Lovely

  • Ava

    It’s always a bit weird with family. A scant two-hundred years old, there doesn’t seem to be anything that roots Ava to her past. Her scent is utterly contemporary, and, like her personality, it is impulsive, capricious, and dangerous. Voluptuous and brittle, lovely and toxic:  sheer vanilla musk with tuberose, red mandarin, and the sweet poison of white almond.

    Add to cart
  • Bathsheba

    The Seventh Daughter, Daughter of the Oath. She was King David’s lover, and the mother of King Solomon. Her scent is breathtakingly lovely, exotic and powerfully sensual in its innocence: carnation, sensual plum, and Arabian musk.

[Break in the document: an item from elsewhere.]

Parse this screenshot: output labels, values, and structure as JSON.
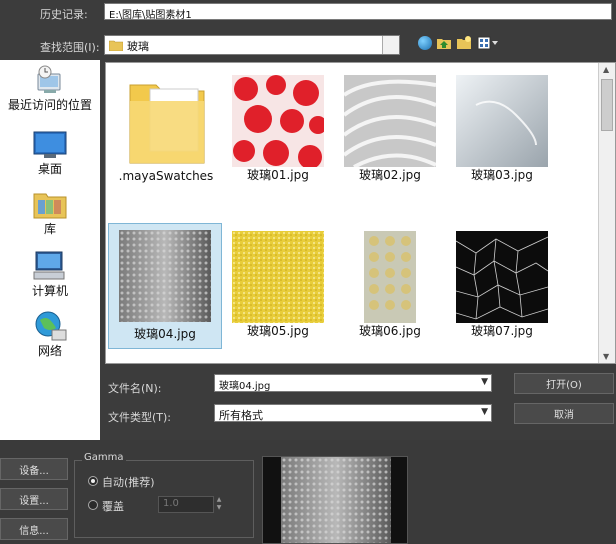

    Select Options
  • Black Pearl

    Evocative of the sea’s unplumbed mysteries. Gentle and lovely, but menacing and profound. Coconut, Florentine iris, hazelnut and opalescent white musk.

    Select Options
  • Dorian

    The only way to get rid of a temptation is to yield to it. Resist it, and your soul grows sick with longing for the things it has forbidden to itself.

    Inspired by and created for my beloved Tedwin: my eternal, beautiful, wicked Dorian Gray. Refined, elegant, and lovely, with a noble bearing and seemingly gentle air. This blend is an artful deception: a sweet gilded blossom lying over a twisted and corrupted core. A Victorian fougere with three pale musks and dark, sugared vanilla tea.

    Select Options
  • Katharina

    A strong, willful blend with a soft, utterly lovely soul: white musk with a trickle of bright, sharp apricot and orange blossom.

    Select Options
  • La Belle au Bois Dormant

    The Sleeping Beauty. A gentle, lovely scent, slightly soporific, but beautiful in its quiet repose. Plumeria and white pear, Damascus rose, tuberose, magnolia and evening dew.

    Select Options
  • Persephone

    Beautiful, radiant daughter of Demeter… her lovliness was so exquisite that even Hell itself could not resist her. Pomegranate and rose.

    Select Options
  • Poisoned Apple

    The queen stepped before her mirror:

    Mirror, mirror, on the wall,
    Who in this land is fairest of all?

    The mirror answered:

    You, my queen, are fair; it is true.
    But Little Snow-White with the seven dwarfs
    Is a thousand times fairer than you.

    When the queen heard this, she shook and trembled with anger, “Snow-White will die, if it costs me my life!” Then she went into her most secret room — no one else was allowed inside — and she made a poisoned, poisoned apple. From the outside it was red and beautiful, and anyone who saw it would want it. Then she disguised herself as a peasant woman, went to the dwarfs’ house and knocked on the door.

    Snow-White peeped out and said, “I’m not allowed to let anyone in. The dwarfs have forbidden it most severely.”

    “If you don’t want to, I can’t force you,” said the peasant woman. “I am selling these apples, and I will give you one to taste.”

    “No, I can’t accept anything. The dwarfs don’t want me to.”

    “If you are afraid, then I will cut the apple in two and eat half of it. Here, you eat the half with the beautiful red cheek!” Now the apple had been so artfully made that only the red half was poisoned. When Snow-White saw that the peasant woman was eating part of the apple, her desire for it grew stronger, so she finally let the woman hand her the other half through the window. She bit into it, but she barely had the bite in her mouth when she fell to the ground dead.

    The queen was happy, went home, and asked her mirror:

    Mirror, mirror, on the wall,
    Who in this land is fairest of all?

    And it answered:

    You, my queen, are fairest of all.

    A perfect, lovely, gleaming red apple whose sweetness masks a swirl of narcotic opium, oleander, and hemlock.

    Select Options